WHAT YOU WILL DO —
Select the lines of the records containing the word "Note" and list them.

INPUT FOR THIS TASK below:

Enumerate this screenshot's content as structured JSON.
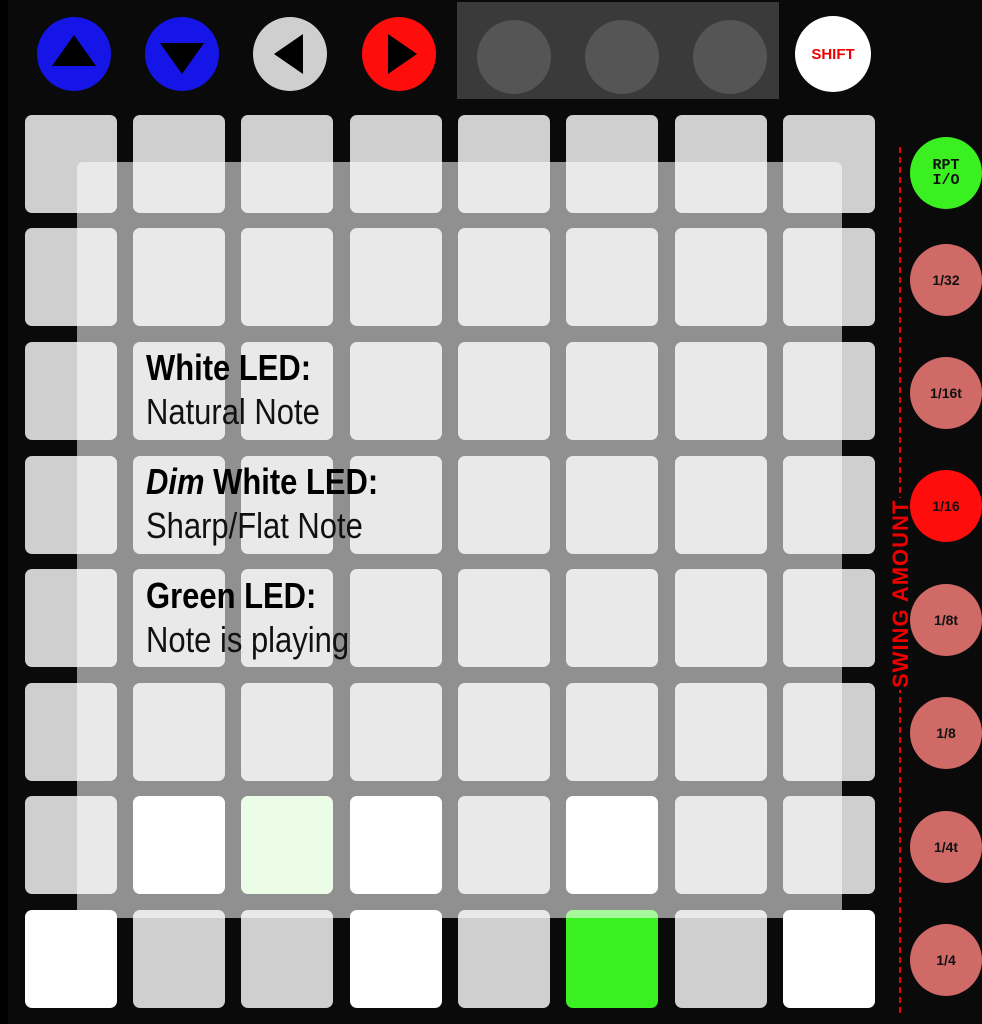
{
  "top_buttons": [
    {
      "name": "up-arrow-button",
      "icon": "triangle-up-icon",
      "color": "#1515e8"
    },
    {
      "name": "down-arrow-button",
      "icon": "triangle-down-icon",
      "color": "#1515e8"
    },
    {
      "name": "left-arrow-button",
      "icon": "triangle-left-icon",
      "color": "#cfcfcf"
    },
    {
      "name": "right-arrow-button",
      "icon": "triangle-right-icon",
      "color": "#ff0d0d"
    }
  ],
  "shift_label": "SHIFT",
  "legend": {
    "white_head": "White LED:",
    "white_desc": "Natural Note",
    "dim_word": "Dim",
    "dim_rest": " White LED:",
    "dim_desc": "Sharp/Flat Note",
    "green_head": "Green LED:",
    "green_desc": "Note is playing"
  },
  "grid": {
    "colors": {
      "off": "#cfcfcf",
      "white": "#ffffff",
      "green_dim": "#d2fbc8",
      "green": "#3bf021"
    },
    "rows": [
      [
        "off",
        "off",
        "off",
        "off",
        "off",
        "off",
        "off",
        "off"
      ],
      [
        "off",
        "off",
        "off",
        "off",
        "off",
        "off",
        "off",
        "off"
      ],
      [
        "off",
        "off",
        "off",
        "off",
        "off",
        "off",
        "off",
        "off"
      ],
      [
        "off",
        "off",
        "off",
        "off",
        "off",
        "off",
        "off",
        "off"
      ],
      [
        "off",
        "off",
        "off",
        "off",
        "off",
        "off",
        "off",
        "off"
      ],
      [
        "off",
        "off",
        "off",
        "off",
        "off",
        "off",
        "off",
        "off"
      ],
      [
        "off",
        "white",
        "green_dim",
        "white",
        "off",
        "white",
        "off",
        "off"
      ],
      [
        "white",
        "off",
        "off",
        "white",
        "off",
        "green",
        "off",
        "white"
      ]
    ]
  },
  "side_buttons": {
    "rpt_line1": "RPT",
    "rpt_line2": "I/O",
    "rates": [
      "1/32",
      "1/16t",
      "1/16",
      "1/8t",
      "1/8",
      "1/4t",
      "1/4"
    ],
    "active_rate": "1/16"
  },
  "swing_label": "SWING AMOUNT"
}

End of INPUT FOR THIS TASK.

WORKED SOLUTION —
    "white_desc": "Natural Note",
    "dim_desc": "Sharp/Flat Note",
    "green_desc": "Note is playing"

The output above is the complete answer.